■ **Exercise brief**: Within the listing, each line that has the string "Select" should be copied.
BEGIN Data for analysis
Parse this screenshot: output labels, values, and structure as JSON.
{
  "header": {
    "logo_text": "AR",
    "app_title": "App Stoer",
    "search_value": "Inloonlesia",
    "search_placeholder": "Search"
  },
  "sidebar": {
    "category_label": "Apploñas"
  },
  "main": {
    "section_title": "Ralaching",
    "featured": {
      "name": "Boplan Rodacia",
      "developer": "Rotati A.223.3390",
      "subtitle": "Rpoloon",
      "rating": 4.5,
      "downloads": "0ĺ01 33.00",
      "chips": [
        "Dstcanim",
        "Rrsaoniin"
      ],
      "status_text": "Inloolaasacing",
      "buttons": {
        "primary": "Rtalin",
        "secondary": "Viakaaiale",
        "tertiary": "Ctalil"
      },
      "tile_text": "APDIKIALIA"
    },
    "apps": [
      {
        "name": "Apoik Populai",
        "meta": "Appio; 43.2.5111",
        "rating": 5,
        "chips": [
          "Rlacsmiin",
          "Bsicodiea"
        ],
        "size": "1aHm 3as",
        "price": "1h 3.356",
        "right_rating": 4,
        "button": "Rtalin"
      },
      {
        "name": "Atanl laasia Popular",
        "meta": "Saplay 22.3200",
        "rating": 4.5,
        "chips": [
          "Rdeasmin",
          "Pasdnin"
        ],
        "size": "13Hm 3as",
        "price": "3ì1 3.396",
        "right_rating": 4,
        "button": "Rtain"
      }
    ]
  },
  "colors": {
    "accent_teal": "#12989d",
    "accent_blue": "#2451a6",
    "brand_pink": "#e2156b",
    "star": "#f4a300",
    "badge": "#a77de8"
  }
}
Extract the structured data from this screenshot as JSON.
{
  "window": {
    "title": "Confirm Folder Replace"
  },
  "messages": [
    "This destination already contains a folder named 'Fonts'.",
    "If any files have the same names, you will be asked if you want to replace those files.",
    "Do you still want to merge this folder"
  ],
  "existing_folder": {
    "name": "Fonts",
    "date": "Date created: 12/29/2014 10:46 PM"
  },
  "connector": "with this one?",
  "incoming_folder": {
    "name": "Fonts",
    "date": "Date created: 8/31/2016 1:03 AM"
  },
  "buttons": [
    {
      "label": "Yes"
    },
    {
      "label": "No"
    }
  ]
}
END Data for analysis
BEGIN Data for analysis
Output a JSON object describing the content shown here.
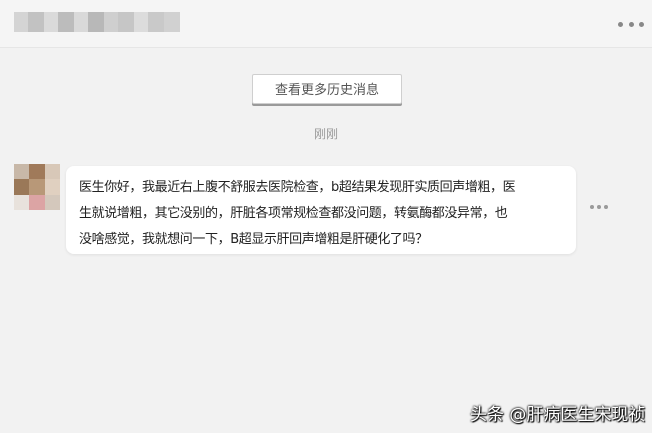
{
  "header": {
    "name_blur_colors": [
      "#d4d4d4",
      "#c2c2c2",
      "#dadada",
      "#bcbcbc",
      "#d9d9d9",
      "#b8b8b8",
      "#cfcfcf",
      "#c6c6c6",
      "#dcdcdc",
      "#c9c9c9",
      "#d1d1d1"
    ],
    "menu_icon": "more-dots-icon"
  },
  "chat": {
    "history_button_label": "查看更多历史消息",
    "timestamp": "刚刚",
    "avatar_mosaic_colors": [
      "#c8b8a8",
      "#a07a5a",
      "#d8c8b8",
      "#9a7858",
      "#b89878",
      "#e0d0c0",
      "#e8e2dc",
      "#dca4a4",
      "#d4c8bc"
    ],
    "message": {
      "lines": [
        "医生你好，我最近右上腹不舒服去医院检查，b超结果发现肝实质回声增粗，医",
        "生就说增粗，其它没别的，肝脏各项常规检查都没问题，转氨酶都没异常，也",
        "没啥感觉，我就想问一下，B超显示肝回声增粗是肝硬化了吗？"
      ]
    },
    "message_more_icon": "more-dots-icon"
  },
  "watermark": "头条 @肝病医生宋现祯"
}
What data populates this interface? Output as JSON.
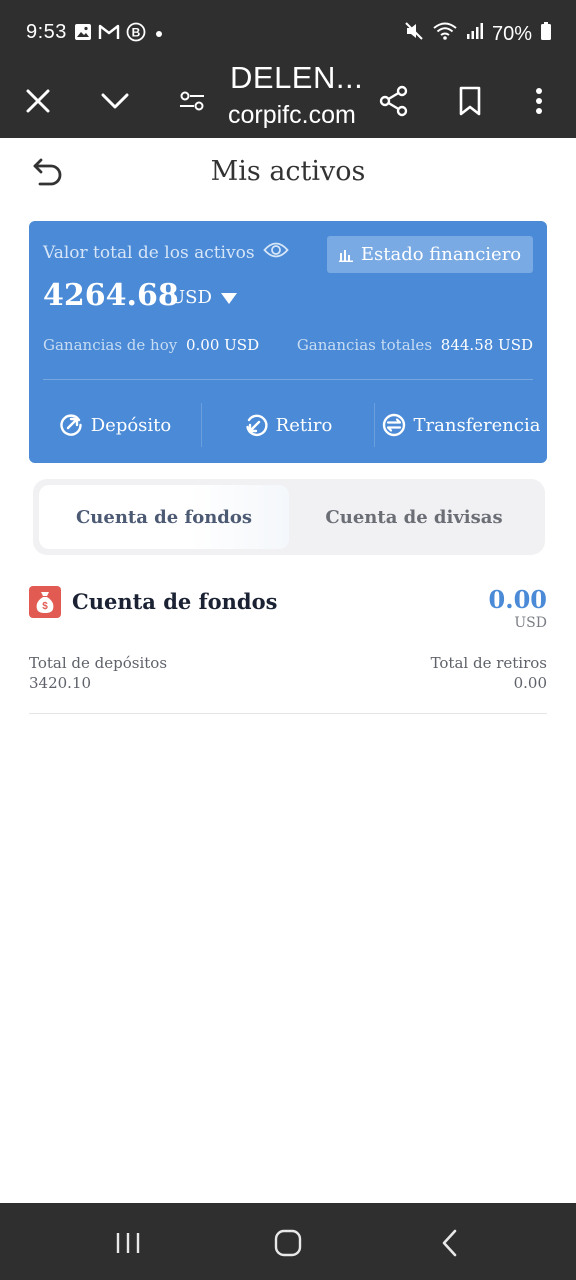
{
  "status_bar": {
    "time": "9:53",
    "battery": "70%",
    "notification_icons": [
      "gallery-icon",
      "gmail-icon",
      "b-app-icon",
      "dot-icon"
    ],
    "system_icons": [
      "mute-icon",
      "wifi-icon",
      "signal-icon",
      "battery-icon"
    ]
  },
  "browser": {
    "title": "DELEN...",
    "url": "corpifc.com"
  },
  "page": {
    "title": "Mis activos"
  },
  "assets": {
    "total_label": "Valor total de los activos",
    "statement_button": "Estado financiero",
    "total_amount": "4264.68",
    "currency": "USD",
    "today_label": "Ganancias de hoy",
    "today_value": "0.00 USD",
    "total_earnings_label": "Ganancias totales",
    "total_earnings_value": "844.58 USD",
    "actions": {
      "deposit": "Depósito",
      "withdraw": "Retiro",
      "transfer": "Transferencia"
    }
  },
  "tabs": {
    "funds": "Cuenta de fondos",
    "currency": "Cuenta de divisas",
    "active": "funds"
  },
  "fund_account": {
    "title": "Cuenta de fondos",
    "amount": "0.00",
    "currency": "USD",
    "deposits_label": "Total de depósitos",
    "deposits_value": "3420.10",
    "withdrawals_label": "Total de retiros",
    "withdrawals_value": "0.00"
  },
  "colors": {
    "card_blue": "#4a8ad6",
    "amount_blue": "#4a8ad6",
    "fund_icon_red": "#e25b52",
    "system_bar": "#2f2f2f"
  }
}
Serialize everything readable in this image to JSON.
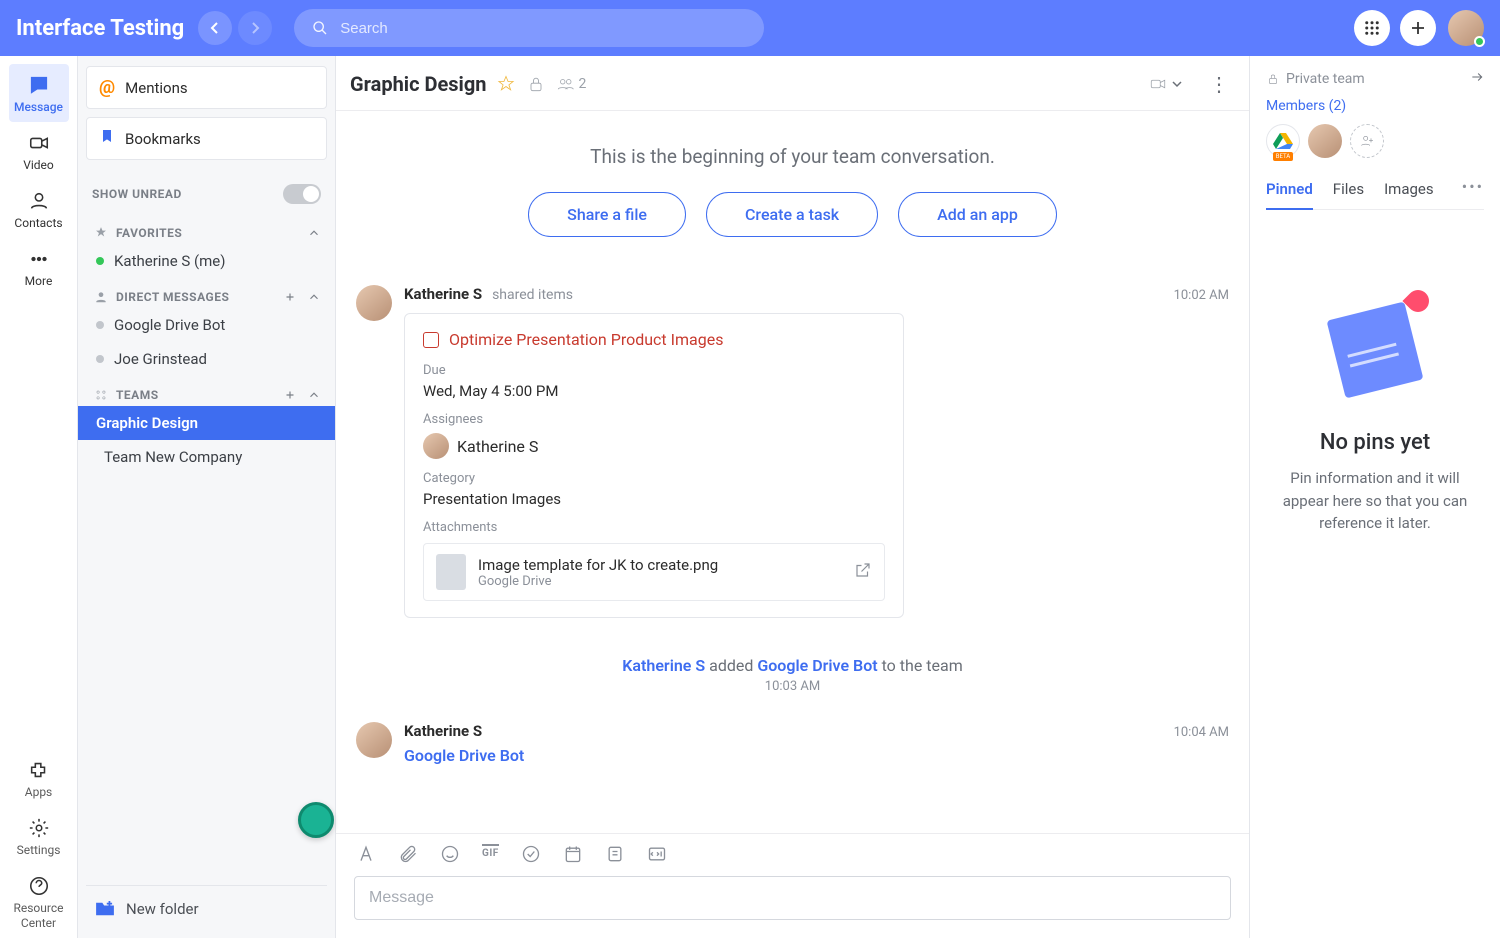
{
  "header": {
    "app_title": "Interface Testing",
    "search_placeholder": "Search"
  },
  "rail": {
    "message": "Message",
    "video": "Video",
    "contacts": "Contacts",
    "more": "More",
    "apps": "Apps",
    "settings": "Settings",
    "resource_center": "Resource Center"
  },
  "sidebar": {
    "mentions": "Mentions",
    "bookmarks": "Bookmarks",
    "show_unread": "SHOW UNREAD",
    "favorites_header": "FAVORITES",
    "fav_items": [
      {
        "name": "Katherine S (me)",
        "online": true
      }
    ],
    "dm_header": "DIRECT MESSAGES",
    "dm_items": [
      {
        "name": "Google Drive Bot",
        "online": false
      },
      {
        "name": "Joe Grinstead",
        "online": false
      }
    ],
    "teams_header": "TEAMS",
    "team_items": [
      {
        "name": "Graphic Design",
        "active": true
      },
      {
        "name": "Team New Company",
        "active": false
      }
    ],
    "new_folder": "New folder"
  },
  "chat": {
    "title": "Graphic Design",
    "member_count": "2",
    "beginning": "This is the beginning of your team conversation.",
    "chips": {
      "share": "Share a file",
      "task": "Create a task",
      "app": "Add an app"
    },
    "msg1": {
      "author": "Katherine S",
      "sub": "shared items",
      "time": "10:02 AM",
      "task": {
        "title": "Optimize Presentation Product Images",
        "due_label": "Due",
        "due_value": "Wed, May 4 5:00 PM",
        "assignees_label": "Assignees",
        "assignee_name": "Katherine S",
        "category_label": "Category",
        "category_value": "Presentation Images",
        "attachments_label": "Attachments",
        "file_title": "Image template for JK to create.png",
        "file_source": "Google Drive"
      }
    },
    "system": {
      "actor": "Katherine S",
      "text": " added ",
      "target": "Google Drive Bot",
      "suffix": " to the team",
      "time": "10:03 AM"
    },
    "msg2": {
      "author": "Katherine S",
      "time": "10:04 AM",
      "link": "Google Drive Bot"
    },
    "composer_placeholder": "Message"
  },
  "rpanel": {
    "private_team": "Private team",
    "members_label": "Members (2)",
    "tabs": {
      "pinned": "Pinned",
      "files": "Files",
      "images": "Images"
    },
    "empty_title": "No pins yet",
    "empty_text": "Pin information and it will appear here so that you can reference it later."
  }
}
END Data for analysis
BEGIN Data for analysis
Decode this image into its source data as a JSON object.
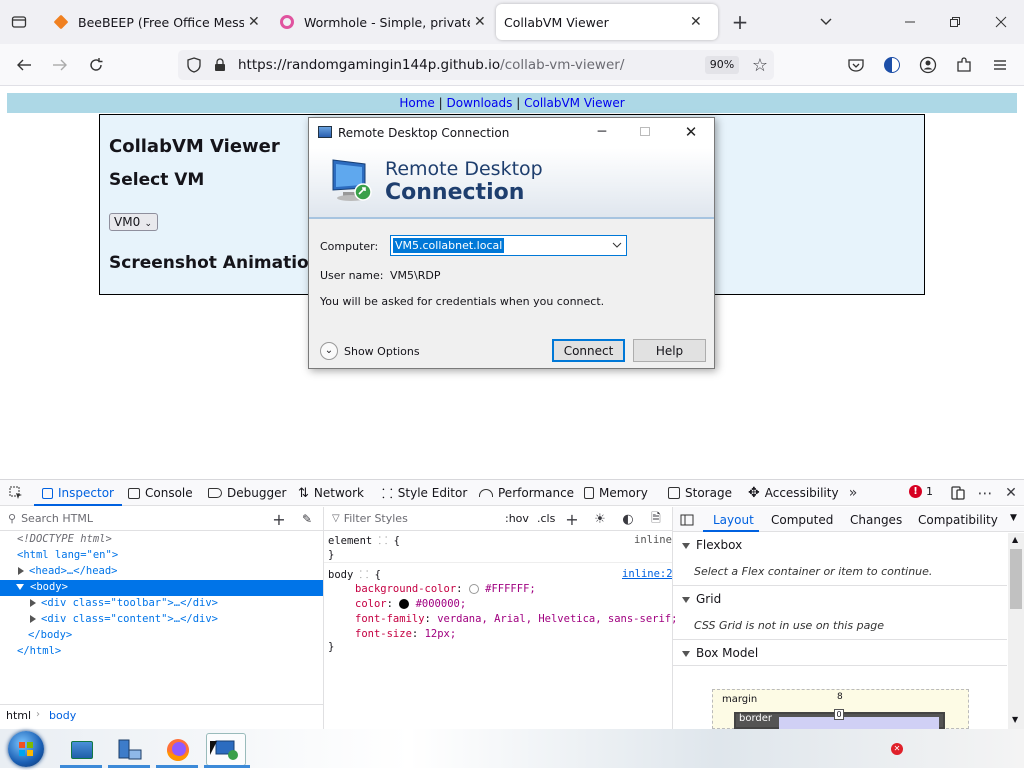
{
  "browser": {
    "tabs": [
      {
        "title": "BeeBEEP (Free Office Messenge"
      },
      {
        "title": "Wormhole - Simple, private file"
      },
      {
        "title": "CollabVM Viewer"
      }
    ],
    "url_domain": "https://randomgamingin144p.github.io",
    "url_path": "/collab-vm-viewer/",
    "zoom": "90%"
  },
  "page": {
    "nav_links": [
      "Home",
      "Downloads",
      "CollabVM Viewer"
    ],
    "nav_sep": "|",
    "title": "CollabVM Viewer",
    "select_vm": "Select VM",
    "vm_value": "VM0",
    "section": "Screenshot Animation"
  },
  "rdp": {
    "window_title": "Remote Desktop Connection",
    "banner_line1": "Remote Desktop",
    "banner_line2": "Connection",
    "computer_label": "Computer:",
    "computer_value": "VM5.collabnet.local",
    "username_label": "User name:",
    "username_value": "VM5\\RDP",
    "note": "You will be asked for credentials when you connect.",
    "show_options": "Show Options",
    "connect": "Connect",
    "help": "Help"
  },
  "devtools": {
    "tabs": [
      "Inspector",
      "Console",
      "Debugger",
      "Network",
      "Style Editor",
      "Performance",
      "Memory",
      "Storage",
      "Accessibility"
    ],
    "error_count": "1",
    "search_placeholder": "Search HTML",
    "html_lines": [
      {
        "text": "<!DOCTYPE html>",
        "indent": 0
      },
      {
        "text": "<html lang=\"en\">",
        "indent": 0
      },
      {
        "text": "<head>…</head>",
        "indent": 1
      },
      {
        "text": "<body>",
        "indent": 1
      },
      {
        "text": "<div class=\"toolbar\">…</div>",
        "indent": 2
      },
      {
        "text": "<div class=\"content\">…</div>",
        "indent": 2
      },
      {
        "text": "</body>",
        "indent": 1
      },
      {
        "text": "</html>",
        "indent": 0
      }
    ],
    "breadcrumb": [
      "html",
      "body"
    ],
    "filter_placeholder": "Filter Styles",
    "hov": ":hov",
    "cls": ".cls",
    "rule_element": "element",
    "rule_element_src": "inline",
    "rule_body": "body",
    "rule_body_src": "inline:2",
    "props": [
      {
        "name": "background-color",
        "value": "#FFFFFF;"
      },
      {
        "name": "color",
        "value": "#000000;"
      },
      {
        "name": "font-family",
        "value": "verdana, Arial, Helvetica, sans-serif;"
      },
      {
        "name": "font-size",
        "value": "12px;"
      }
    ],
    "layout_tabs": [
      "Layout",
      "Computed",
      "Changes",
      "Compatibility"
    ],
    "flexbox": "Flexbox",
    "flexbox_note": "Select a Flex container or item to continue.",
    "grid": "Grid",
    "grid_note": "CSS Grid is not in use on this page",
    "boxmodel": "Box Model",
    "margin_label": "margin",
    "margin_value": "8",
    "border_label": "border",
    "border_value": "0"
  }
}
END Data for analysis
■ **Response**:
    "select_vm": "Select VM",
    "flexbox_note": "Select a Flex container or item to continue.",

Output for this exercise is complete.